The resulting shrink in profits has triggered a decrease in share prices of close to 40% in just over two years.
In an official statement, Ford said Hackett, who previously turned around the success of office furniture company Steelcase to make it a world leader and then served on Ford’s board between 2013 to 2016, is now charged with sharpening operational execution, modernising its business and «transforming the company to meet tomorrow’s challenges».
Executive chairman Bill Ford said “We’re moving from a position of strength to transform Ford for the future. Hackett is the right CEO to lead Ford during this transformative period for the auto industry and the broader mobility space. He’s a true visionary who brings a unique, human-centered leadership approach to our culture, products and services that will unlock the potential of our people and our business».

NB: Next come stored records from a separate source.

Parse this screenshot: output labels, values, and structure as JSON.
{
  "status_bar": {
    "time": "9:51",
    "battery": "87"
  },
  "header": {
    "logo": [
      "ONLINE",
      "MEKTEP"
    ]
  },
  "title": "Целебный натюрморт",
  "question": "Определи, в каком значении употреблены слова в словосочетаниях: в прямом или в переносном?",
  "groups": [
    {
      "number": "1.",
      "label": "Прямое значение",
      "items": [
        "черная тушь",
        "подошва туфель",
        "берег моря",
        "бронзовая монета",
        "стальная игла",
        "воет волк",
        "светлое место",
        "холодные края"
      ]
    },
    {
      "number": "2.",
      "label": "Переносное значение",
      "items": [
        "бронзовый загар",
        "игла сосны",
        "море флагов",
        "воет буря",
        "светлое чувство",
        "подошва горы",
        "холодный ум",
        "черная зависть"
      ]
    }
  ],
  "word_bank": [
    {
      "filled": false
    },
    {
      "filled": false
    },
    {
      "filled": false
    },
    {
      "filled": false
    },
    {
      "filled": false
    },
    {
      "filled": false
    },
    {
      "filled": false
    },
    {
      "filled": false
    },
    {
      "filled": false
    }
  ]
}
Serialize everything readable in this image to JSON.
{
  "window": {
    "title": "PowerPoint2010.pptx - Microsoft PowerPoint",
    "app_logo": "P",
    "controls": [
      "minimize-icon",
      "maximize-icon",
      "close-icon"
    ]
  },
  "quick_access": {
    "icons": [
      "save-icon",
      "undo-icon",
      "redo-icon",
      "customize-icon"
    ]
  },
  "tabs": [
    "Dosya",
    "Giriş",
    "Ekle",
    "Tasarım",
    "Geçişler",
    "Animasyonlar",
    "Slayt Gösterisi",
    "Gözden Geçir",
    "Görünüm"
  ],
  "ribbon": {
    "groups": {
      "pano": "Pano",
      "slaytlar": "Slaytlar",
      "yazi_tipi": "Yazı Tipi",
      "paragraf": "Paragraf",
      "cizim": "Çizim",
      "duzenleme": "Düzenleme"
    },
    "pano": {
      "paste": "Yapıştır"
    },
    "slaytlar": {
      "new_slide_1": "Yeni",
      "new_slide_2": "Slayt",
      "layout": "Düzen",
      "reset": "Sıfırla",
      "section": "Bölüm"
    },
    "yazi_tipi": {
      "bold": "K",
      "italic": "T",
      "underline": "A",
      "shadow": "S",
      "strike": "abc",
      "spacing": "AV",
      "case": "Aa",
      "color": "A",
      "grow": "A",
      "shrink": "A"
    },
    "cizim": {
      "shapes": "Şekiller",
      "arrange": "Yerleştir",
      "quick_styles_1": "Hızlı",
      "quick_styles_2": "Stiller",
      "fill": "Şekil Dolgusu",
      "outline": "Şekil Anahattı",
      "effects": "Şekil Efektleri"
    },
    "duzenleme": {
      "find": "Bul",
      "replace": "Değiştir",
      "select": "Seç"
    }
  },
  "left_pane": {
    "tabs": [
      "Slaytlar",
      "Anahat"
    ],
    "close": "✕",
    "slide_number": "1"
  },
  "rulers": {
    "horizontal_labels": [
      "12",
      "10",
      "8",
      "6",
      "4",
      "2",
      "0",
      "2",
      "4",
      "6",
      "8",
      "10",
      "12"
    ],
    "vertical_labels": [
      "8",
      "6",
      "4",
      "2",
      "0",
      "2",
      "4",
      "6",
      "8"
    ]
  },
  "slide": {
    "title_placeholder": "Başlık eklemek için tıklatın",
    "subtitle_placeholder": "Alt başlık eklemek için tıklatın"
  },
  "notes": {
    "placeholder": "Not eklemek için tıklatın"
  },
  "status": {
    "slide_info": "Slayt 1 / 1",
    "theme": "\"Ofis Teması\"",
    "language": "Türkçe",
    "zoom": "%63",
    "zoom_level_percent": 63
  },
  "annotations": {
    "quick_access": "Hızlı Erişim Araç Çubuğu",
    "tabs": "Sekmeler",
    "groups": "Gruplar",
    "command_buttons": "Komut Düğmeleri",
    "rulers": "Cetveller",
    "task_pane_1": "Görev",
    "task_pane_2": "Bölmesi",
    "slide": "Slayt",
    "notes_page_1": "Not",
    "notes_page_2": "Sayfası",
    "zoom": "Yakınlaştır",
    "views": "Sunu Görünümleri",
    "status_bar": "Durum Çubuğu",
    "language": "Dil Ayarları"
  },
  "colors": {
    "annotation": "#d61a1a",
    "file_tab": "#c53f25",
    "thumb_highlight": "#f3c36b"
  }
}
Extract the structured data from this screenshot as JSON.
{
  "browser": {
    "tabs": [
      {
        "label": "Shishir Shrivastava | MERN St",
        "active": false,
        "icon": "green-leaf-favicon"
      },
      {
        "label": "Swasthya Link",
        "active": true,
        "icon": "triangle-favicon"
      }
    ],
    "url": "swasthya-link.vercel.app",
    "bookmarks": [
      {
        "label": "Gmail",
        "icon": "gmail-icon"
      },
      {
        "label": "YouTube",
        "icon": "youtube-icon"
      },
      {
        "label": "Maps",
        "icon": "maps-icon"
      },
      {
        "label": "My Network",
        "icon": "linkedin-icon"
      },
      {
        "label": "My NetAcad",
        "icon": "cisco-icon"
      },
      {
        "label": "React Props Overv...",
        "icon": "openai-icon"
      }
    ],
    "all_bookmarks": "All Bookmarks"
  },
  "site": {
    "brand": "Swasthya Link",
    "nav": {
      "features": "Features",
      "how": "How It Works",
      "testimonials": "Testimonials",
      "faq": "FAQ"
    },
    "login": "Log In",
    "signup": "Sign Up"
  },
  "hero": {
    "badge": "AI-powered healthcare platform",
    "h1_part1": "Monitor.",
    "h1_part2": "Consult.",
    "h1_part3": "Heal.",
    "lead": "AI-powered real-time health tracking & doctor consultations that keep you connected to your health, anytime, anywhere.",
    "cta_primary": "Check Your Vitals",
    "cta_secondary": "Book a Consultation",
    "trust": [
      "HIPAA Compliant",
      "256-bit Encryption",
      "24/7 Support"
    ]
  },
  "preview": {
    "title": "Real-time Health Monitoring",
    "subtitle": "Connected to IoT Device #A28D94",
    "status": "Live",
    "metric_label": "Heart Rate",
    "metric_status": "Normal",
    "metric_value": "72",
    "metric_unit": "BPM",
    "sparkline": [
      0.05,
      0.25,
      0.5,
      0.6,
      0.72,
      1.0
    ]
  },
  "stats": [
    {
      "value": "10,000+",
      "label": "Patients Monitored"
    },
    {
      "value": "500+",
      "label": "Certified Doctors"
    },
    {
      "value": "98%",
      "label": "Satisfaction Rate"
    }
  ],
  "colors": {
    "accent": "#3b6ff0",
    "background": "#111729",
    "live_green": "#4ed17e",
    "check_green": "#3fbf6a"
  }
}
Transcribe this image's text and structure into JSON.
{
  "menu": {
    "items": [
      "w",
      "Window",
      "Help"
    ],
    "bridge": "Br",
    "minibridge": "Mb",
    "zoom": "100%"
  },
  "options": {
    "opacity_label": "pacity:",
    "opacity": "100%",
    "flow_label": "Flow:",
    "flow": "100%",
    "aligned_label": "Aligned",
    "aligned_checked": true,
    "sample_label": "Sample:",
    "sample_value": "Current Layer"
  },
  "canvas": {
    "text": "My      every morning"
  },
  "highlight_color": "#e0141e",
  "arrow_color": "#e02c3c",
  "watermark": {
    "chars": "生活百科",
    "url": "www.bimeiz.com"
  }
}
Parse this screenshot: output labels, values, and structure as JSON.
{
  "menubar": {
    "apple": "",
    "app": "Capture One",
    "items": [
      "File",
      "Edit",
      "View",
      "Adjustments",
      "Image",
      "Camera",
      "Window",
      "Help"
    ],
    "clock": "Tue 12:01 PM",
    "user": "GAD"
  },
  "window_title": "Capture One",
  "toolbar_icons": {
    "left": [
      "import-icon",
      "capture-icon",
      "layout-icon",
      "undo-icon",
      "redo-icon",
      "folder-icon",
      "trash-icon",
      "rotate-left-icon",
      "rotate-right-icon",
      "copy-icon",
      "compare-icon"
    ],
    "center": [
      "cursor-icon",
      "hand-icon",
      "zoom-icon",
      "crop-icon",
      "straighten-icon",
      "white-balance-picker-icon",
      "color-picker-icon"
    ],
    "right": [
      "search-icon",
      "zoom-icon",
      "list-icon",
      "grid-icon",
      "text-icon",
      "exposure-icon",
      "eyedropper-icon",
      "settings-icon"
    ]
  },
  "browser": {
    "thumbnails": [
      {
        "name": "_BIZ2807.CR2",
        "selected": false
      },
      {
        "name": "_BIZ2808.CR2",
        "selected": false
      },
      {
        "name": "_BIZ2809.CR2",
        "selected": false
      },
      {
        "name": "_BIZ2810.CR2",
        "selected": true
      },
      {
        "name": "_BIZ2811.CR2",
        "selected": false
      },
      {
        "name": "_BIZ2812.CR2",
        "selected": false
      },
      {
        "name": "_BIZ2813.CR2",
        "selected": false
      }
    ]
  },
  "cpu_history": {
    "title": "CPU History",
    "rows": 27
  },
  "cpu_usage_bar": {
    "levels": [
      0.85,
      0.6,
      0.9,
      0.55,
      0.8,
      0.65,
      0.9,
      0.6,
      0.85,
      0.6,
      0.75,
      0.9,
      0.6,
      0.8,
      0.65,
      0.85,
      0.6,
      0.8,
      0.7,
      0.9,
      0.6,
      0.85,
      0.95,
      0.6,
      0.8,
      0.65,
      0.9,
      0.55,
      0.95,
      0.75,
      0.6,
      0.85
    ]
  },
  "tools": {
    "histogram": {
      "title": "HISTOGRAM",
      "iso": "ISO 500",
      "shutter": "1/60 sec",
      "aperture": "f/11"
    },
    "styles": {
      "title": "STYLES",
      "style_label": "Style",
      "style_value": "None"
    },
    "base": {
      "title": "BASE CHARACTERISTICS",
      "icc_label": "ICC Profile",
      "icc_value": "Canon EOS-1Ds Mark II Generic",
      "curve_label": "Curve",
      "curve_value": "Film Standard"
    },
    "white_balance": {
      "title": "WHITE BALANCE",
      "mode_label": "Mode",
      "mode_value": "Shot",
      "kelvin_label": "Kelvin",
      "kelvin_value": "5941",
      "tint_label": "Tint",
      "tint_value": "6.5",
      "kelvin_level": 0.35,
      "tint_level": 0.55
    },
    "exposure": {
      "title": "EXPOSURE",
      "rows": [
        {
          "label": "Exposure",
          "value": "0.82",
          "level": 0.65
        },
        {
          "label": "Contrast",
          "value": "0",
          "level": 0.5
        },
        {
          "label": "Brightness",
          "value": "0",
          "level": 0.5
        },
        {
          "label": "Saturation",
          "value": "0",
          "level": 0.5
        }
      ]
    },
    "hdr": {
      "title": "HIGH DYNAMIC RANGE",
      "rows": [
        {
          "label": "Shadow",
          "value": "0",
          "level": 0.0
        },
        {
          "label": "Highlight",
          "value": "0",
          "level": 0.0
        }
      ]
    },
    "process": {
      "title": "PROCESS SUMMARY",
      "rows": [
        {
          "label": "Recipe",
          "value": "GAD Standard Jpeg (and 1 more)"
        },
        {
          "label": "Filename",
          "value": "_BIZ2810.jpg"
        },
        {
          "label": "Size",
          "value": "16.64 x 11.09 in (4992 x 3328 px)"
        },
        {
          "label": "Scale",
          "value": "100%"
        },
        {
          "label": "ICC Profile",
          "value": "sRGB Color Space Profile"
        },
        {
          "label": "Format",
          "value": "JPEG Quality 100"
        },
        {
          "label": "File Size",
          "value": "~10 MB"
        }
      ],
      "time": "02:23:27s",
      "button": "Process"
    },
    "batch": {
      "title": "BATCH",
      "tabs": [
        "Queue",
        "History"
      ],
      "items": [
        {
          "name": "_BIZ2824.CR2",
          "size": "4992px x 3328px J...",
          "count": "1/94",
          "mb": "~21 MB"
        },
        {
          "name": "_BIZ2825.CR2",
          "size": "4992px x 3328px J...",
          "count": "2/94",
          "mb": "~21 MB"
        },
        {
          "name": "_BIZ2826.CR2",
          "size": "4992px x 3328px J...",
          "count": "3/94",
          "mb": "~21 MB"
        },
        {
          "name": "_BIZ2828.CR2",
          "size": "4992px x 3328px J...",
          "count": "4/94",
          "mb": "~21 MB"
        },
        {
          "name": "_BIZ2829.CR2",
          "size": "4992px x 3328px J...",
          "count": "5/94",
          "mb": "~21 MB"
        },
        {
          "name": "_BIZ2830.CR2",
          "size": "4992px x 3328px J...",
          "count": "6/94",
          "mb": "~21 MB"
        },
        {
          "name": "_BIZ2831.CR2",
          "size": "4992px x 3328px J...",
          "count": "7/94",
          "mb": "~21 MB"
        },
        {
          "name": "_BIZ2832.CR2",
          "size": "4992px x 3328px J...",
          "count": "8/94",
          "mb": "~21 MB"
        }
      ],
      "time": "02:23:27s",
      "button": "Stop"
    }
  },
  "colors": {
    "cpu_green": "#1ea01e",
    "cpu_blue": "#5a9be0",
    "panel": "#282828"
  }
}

Hackett added “I am so excited to work with Bill Ford and the entire team to create an even more dynamic and vibrant Ford that improves people’s lives around the world, and creates value for all of our stakeholders. I have developed a deep appreciation for Ford’s people, values and heritage during the past four years as part of the company and look forward to working together with everyone tied to Ford during this transformative period».
Ford’s leadership switch comes with a wider employment shake-up, where it has appointed new bosses for its marketing, operations and mobility divisions.
Jim Farley, 54, grows his leading role for Europe, the Middle East and Africa as the boss for Ford’s global markets; Joe Hinrichs, 50, moves from his American executive vice president role to become global operations boss; Marcy Klevorn, 57, become mobility boss, moving from his position as IT and technology leader.
The management changes come one week after Ford announced plans to reduce its Asia and North America workforces by 10%. It has 101,000 employees in North America and 23,000 in Asia.
A source with knowledge of the plan said the cuts, which are part of a $3 billion (around £2.3bn) cost-cutting scheme, are targeted directly at addressing profit and share price issues.
Ford makes Britain’s best-selling model, the Fiesta. It has recently invested heavily in the development of autonomous vehicles and plans to bring its first autonomous-capable model to market in 2021.